Ean Seeb, co-founder of Denver Relief Consulting, noted that many East Coast would-be investors and entrepreneurs are also unaware of the banking challenges inherent in the MMJ industry. His own company’s Colorado-based dispensary was informed that its bank account is being closed just last week. His advice: open multiple bank accounts, preferably under innocuous-sounding business names, to ensure you have a back-up plan. Richard Evans, a Massachusetts-based MMJ business lawyer, also advised attendees to stick to state-chartered banks or credit unions instead of federally chartered institutions.
Perhaps surprisingly, roughly 20% of the audience indicated they were unaware of 280E, the IRS regulation that is perhaps the foremost financial concern for dispensaries across America, because it disallows many traditional business tax deductions. 280E alone can ravage dispensary profits, and has forced some Western dispensaries into bankruptcy.
Seeb and Fox explain to attendees ways that dispensaries can mitigate 280e’s effects. Under the provision, some costs of goods sold may be allowable deductions, such as expenses related to cultivation. You can also set up separate companies for discrete non-cannabis parts of your operation such as packaging and commercial real estate, which can take standard tax deductions. Then you become your own vendor.
No matter the risks, all speakers agreed that the floodgates have begun to open with thousands more potential investors and entrepreneurs seriously considering joining the field. To some degree this is causing a culture shock within the industry, which has been a fairly close-knit group of entrepreneurs, who were as much activists as they were businesspeople, for many, many years.
However, Doug Banfelder of Premier Southwest Insurance Group ` who’s helped MMJ businesses in both Western and Eastern states ` says the old guard and newcomers have more in common than they may initially think. “You’re all risk-takers in this industry.
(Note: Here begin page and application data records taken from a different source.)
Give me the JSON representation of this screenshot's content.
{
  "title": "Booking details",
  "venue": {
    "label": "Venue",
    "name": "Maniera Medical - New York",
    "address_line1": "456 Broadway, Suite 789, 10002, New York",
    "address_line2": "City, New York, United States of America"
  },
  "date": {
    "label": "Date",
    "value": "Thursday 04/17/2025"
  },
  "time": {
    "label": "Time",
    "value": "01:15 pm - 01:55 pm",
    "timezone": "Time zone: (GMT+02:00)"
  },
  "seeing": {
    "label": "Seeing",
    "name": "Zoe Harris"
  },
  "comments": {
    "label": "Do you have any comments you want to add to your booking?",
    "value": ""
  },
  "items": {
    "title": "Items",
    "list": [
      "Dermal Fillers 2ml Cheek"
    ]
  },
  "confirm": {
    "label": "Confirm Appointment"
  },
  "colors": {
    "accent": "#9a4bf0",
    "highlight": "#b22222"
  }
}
It’s a couple of notches higher than what I’ve seen in other industries. People in the medical marijuana business are very brave and motivated.” That’s true, no matter which area of the country they come from.
Note: MMJ Business Daily produces all-new East Coast Seminars for the industry roughly every quarter. If you’d like to be on the invitation list for the next event, you can sign up here.